(Extracted records)
• • • • •

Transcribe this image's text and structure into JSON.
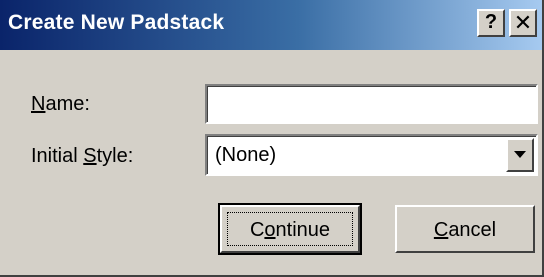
{
  "dialog": {
    "title": "Create New Padstack",
    "help_label": "?",
    "close_label": "✕"
  },
  "form": {
    "name": {
      "label_mnemonic": "N",
      "label_rest": "ame:",
      "value": ""
    },
    "initial_style": {
      "label_prefix": "Initial ",
      "label_mnemonic": "S",
      "label_rest": "tyle:",
      "selected": "(None)"
    }
  },
  "buttons": {
    "continue": {
      "pre": "C",
      "mnemonic": "o",
      "post": "ntinue"
    },
    "cancel": {
      "mnemonic": "C",
      "post": "ancel"
    }
  },
  "colors": {
    "titlebar_start": "#0a246a",
    "titlebar_end": "#a6caf0",
    "face": "#d4d0c8"
  }
}
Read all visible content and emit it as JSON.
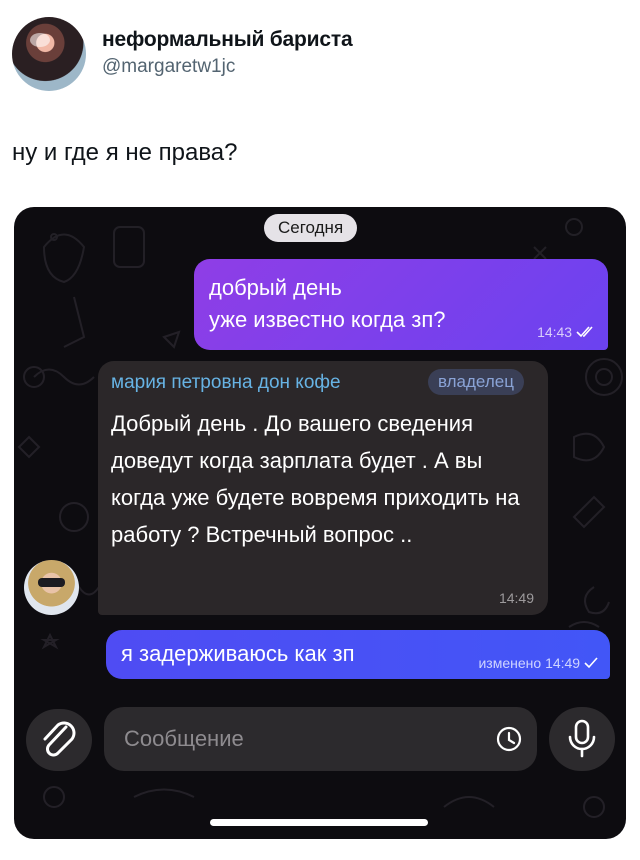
{
  "tweet": {
    "author_name": "неформальный бариста",
    "author_handle": "@margaretw1jc",
    "text": "ну и где я не права?"
  },
  "chat": {
    "date_label": "Сегодня",
    "messages": [
      {
        "direction": "outgoing",
        "lines": [
          "добрый день",
          "уже известно когда зп?"
        ],
        "time": "14:43",
        "status": "read-double-check"
      },
      {
        "direction": "incoming",
        "sender": "мария петровна дон кофе",
        "badge": "владелец",
        "text": "Добрый день . До вашего сведения доведут когда зарплата будет . А вы когда уже будете вовремя приходить на работу ? Встречный вопрос ..",
        "time": "14:49"
      },
      {
        "direction": "outgoing",
        "text": "я задерживаюсь как зп",
        "edited_label": "изменено",
        "time": "14:49",
        "status": "sent-check"
      }
    ],
    "composer": {
      "placeholder": "Сообщение",
      "attach_icon": "paperclip-icon",
      "sticker_icon": "sticker-clock-icon",
      "mic_icon": "microphone-icon"
    }
  },
  "colors": {
    "outgoing_bubble": "#7b42ee",
    "outgoing_bubble_2": "#4a52f5",
    "incoming_bubble": "#2b2729",
    "sender_name": "#67b3e4",
    "chat_background": "#0d0c10"
  }
}
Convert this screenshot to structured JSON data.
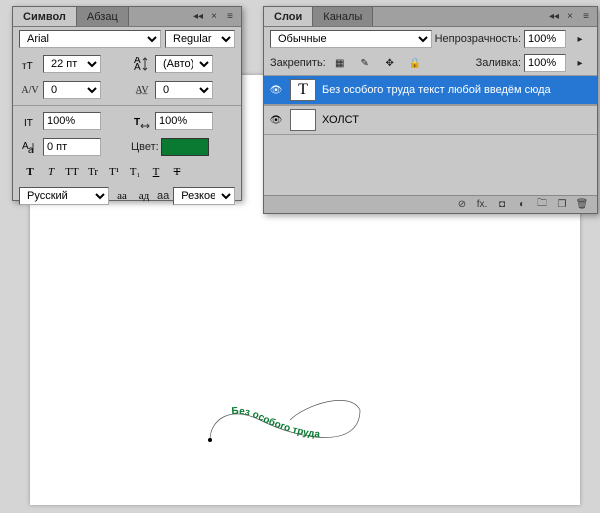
{
  "characterPanel": {
    "tabs": {
      "character": "Символ",
      "paragraph": "Абзац"
    },
    "font": "Arial",
    "fontStyle": "Regular",
    "fontSize": "22 пт",
    "leading": "(Авто)",
    "kerning": "0",
    "tracking": "0",
    "vscale": "100%",
    "hscale": "100%",
    "baseline": "0 пт",
    "colorLabel": "Цвет:",
    "color": "#0a7a32",
    "language": "Русский",
    "aaLabel": "aa",
    "antiAlias": "Резкое",
    "styleBtns": [
      "T",
      "T",
      "TT",
      "Tr",
      "T¹",
      "T₁",
      "T",
      "Ŧ"
    ],
    "langBtns": [
      "аа",
      "ад"
    ]
  },
  "layersPanel": {
    "tabs": {
      "layers": "Слои",
      "channels": "Каналы"
    },
    "blendMode": "Обычные",
    "opacityLabel": "Непрозрачность:",
    "opacityValue": "100%",
    "lockLabel": "Закрепить:",
    "fillLabel": "Заливка:",
    "fillValue": "100%",
    "layer1Name": "Без особого труда текст любой введём сюда",
    "layer1Thumb": "T",
    "layer2Name": "ХОЛСТ"
  },
  "canvas": {
    "textOnPath": "Без особого труда"
  }
}
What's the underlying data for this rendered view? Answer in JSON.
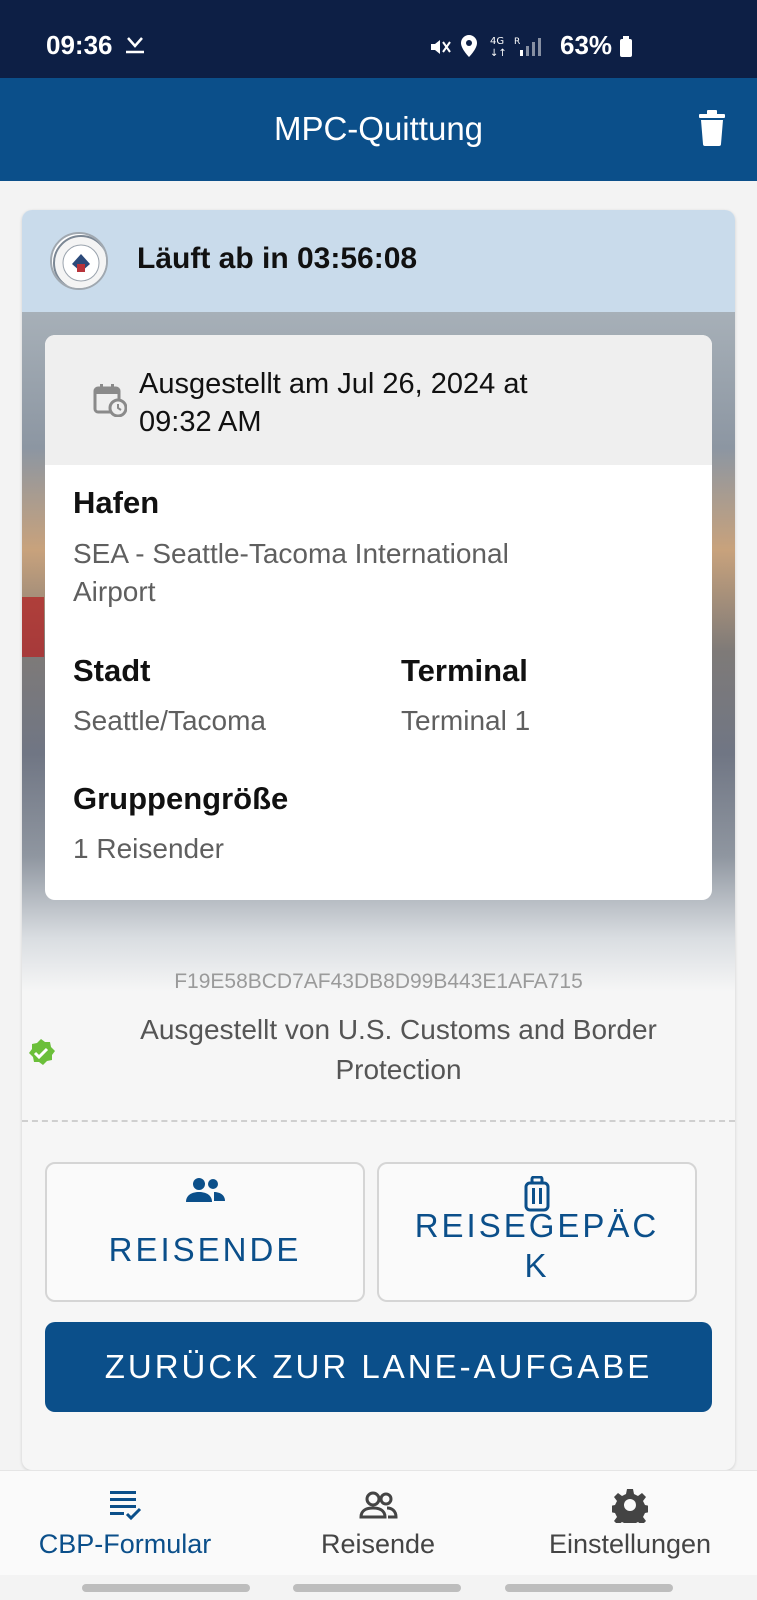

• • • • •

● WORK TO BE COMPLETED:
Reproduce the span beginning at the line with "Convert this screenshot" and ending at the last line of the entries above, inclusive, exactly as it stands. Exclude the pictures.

● RESULT OF THE EXERCISE:
Convert this screenshot to structured JSON data.
{
  "characterPanel": {
    "tabs": {
      "character": "Символ",
      "paragraph": "Абзац"
    },
    "font": "Arial",
    "fontStyle": "Regular",
    "fontSize": "22 пт",
    "leading": "(Авто)",
    "kerning": "0",
    "tracking": "0",
    "vscale": "100%",
    "hscale": "100%",
    "baseline": "0 пт",
    "colorLabel": "Цвет:",
    "color": "#0a7a32",
    "language": "Русский",
    "aaLabel": "aa",
    "antiAlias": "Резкое",
    "styleBtns": [
      "T",
      "T",
      "TT",
      "Tr",
      "T¹",
      "T₁",
      "T",
      "Ŧ"
    ],
    "langBtns": [
      "аа",
      "ад"
    ]
  },
  "layersPanel": {
    "tabs": {
      "layers": "Слои",
      "channels": "Каналы"
    },
    "blendMode": "Обычные",
    "opacityLabel": "Непрозрачность:",
    "opacityValue": "100%",
    "lockLabel": "Закрепить:",
    "fillLabel": "Заливка:",
    "fillValue": "100%",
    "layer1Name": "Без особого труда текст любой введём сюда",
    "layer1Thumb": "T",
    "layer2Name": "ХОЛСТ"
  },
  "canvas": {
    "textOnPath": "Без особого труда"
  }
}
What's the underlying data for this rendered view? Answer in JSON.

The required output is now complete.